In most Western countries, the last ten years have seen huge advances in civil rights for gay and bisexual people, and attitudes to homosexuality are generally becoming more liberal.  Despite this, Western culture remains largely uncomfortable about bisexuality.

One study measuring social attitudes to a range of different communities (religious, racial, ethnic, political, sexual) found that bisexual people are viewed less favourably than all other groups except for intravenous drug users.

This unwelcoming cultural climate has discouraged bisexual people from coming out and assertively identifying themselves as bisexual.  Recent research shows that just 28% of bisexuals have come out to ‘all or most of the important people in their life’. The same research shows that 77% of gay men and 71% of lesbians are out to their ‘important’ people.  Many bisexuals end up identifying as straight or gay, in order to fit in and avoid discrimination.

The marginalisation of bisexual people not only pushes us into the closet, but impacts on our life chances. Studies consistently show that bisexual people have significantly poorer health outcomes than gay and straight people, as well as higher rates of poverty and unemployment.  Bisexual people also suffer higher rates of domestic abuse and sexual violence.

Given these facts, it’s not surprising that it’s hard for bisexual people to be happy.  If you’re bisexual and struggling, remember this: it’s not your fault – there are a range of social factors beyond our control that make life very hard for us.

What I’m trying to do in this blog is show that even in an often hostile society, it is possible to become comfortable with being bisexual.  There are practical steps we can take to build our confidence as bisexual people.

Over the coming weeks and months I’ll be writing about how we can deal with the negative attitudes of others, as well as dealing with the negative feelings we have towards ourselves. I’ll write about coming out, relationships, and a range of other issues that affect our sense of wellbeing as bisexuals.  I’ll share my experience, too, as someone who used to feel unhappy about my bisexuality, but now feels comfortable and happy.

We can learn to feel good about being bisexual.  I believe that the more confident and open we become, the happier we will feel, and the more society will come to recognise, accept and make a place for bisexual people.
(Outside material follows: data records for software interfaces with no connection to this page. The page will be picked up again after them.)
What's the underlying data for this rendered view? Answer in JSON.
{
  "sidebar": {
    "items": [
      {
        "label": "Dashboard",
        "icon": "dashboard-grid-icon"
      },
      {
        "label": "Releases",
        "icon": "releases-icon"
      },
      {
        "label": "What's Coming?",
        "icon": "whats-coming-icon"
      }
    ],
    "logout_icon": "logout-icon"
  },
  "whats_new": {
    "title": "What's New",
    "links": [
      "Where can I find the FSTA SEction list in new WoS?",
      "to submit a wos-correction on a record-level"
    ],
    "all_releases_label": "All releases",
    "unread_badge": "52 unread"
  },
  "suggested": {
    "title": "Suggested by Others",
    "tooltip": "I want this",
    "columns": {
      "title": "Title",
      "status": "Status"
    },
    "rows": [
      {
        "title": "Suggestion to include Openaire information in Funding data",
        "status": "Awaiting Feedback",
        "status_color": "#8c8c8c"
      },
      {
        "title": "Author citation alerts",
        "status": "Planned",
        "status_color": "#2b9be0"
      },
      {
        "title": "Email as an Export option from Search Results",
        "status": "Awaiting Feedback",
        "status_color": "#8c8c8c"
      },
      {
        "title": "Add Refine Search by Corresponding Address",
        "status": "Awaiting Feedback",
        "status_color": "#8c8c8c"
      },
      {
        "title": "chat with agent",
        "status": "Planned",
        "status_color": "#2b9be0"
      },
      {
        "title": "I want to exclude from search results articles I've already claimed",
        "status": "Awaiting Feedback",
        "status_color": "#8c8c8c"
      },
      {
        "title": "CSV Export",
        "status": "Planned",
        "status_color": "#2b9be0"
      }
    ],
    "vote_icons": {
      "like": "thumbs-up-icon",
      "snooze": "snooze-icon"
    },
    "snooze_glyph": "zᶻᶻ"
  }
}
If you’re struggling with being bisexual, or need support with any aspect of life relating to bisexuality, then I offer personal coaching services via Skype or phone.  Feel free to contact me to set up a free, no obligation 30 minute introductory session.